Merry Christmas. Last year I had a song for you. It seemed like the most appropriate one for this forum, even though it has nothing to do with food.
What can I say, I’m sentimental. Really, I’m a big softie. I cried watching Jurassic Park.
That aside, holidays are all about traditions. Presumably you have some. Likely very few people decide to spend any part of the day keeping up with their favorite regional food blogs. But we have a few traditions ourselves. And it wouldn’t feel like Christmas without them.
First, there is the annual appeal for you to watch The Future of Food, which I find to be a compelling movie about genetically modified foods. It’s just under ninety minutes of thought-provoking footage and commentary. Make some popcorn, plug the computer into the television, and halfway through the movie spit out the popcorn as you realize it is one of the principle GM crops.
It’s not that bad.
If you are really bored, you could read the original post I wrote about the watching of movies on Christmas. But I think this year the lot of winter blockbusters are more appealing than when I started this tradition back in 2009.
For dinner tonight, with any luck, we will dine in State College, Pennsylvania on the traditional Christmas dinner of my people. I cannot recall the year, as my memory for dates has never been very strong, but once before the Fussys found ourselves in State College on Christmas day.
Naturally, we ate dinner at Golden Wok.
Although we had neither the house special fried brown rice nor the salt and pepper pork chop. Both of which sound pretty darn appealing.

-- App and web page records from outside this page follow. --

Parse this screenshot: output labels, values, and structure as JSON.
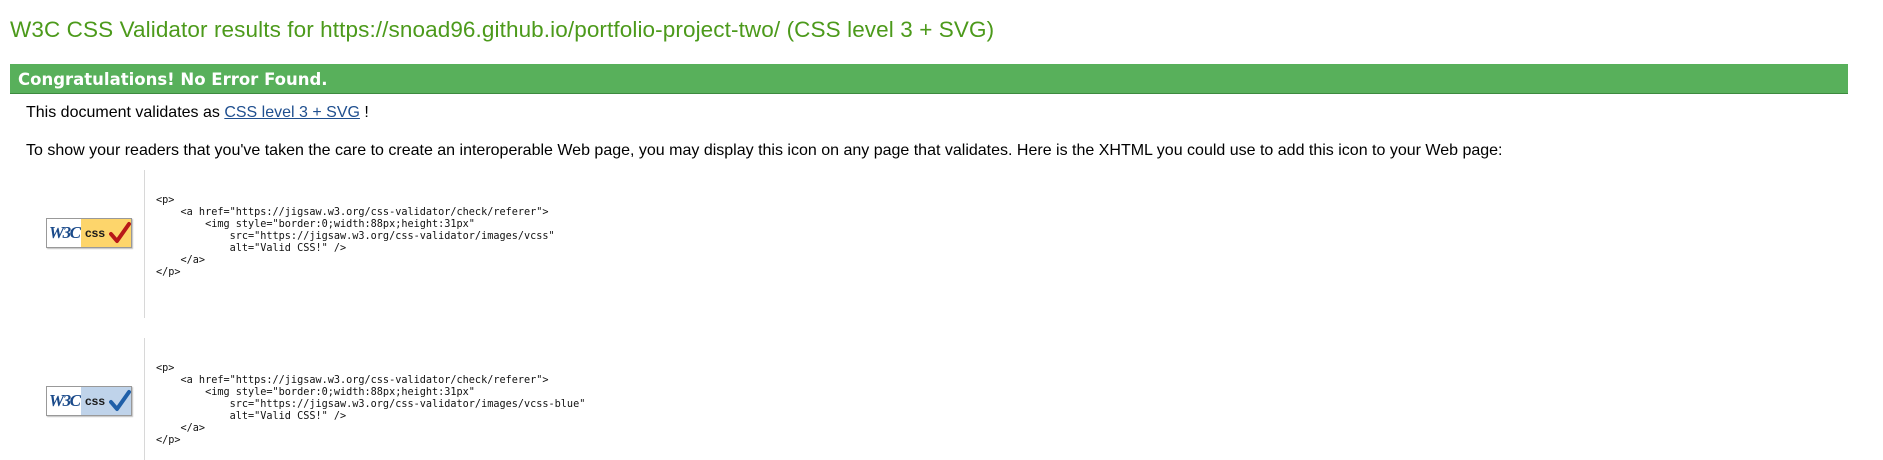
{
  "page": {
    "title": "W3C CSS Validator results for https://snoad96.github.io/portfolio-project-two/ (CSS level 3 + SVG)"
  },
  "banner": {
    "text": "Congratulations! No Error Found."
  },
  "validation": {
    "prefix": "This document validates as ",
    "profile_link": "CSS level 3 + SVG",
    "suffix": " !",
    "info": "To show your readers that you've taken the care to create an interoperable Web page, you may display this icon on any page that validates. Here is the XHTML you could use to add this icon to your Web page:"
  },
  "badges": [
    {
      "logo": "W3C",
      "label": "css",
      "icon": "checkmark-red-icon",
      "color": "#fdd56b",
      "code": "<p>\n    <a href=\"https://jigsaw.w3.org/css-validator/check/referer\">\n        <img style=\"border:0;width:88px;height:31px\"\n            src=\"https://jigsaw.w3.org/css-validator/images/vcss\"\n            alt=\"Valid CSS!\" />\n    </a>\n</p>"
    },
    {
      "logo": "W3C",
      "label": "css",
      "icon": "checkmark-blue-icon",
      "color": "#bfd3ea",
      "code": "<p>\n    <a href=\"https://jigsaw.w3.org/css-validator/check/referer\">\n        <img style=\"border:0;width:88px;height:31px\"\n            src=\"https://jigsaw.w3.org/css-validator/images/vcss-blue\"\n            alt=\"Valid CSS!\" />\n    </a>\n</p>"
    }
  ]
}
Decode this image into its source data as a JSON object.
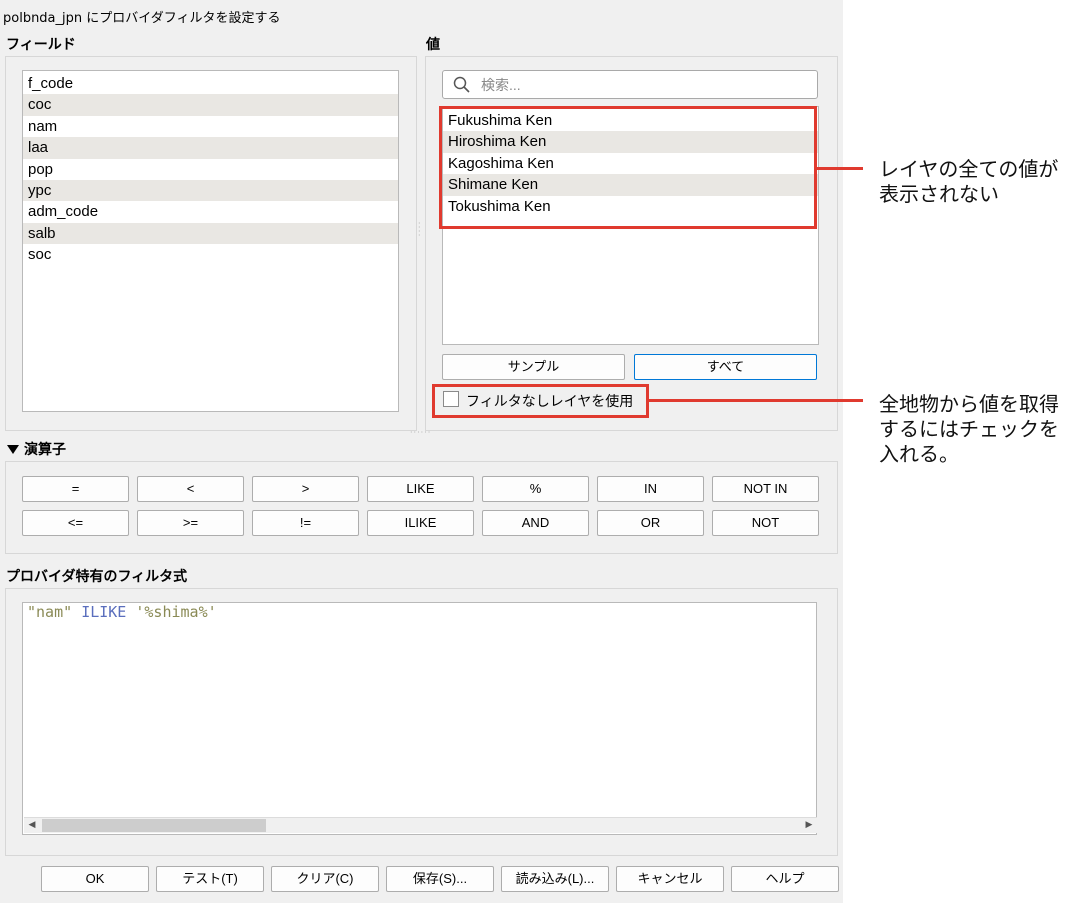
{
  "window": {
    "title": "polbnda_jpn にプロバイダフィルタを設定する"
  },
  "fields_section": {
    "label": "フィールド",
    "items": [
      "f_code",
      "coc",
      "nam",
      "laa",
      "pop",
      "ypc",
      "adm_code",
      "salb",
      "soc"
    ]
  },
  "values_section": {
    "label": "値",
    "search_placeholder": "検索...",
    "items": [
      "Fukushima Ken",
      "Hiroshima Ken",
      "Kagoshima Ken",
      "Shimane Ken",
      "Tokushima Ken"
    ],
    "sample_button": "サンプル",
    "all_button": "すべて",
    "use_unfiltered_label": "フィルタなしレイヤを使用"
  },
  "operators_section": {
    "label": "演算子",
    "row1": [
      "=",
      "<",
      ">",
      "LIKE",
      "%",
      "IN",
      "NOT IN"
    ],
    "row2": [
      "<=",
      ">=",
      "!=",
      "ILIKE",
      "AND",
      "OR",
      "NOT"
    ]
  },
  "expression_section": {
    "label": "プロバイダ特有のフィルタ式",
    "tokens": {
      "field": "\"nam\"",
      "keyword": "ILIKE",
      "string": "'%shima%'"
    }
  },
  "bottom_buttons": [
    "OK",
    "テスト(T)",
    "クリア(C)",
    "保存(S)...",
    "読み込み(L)...",
    "キャンセル",
    "ヘルプ"
  ],
  "annotations": {
    "values_note": [
      "レイヤの全ての値が",
      "表示されない"
    ],
    "checkbox_note": [
      "全地物から値を取得",
      "するにはチェックを",
      "入れる。"
    ]
  },
  "colors": {
    "highlight_red": "#e03a2f",
    "alt_row": "#e9e7e3",
    "primary_border": "#0078d7"
  }
}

Hopefully we’ll have some appetite when we arrive, as there will be a carload of leftover pizza for the ride down.
It’s a long story, and not part of the specific holiday tradition. But in honor of Chanukah, last night we ordered a Buffalo chicken pizza, which was topped with fried chicken chunks. That’s the miracle of the oil, baby. And as it would turn out, moving from a large to an extra large pizza is only $1.50. Yes, it’s a bad idea. But it was a bad idea I found irresistible.
Suffice it to say, we have a fair bit of leftovers.
Arriving to Golden Wok with any kind of appetite seems like it will take a Christmas miracle. And that may be a lot to expect for four Jewish travelers. If there were three of us, and we were bearing gifts, that would be one thing. But we’re two adults and two children, bearing little more than a few pairs of clean clothes and a menorah to get us through the rest of Chanukah.
I’m guessing your traditions are a bit different. If you are so inclined, I would love to hear about them, especially the food bits. And if someone in your family insists upon heating the HoneyBaked ham, let’s talk. Maybe we can get that fixed in time for next year.
Ruined hams aside, I hope you and yours have a magnificent holiday.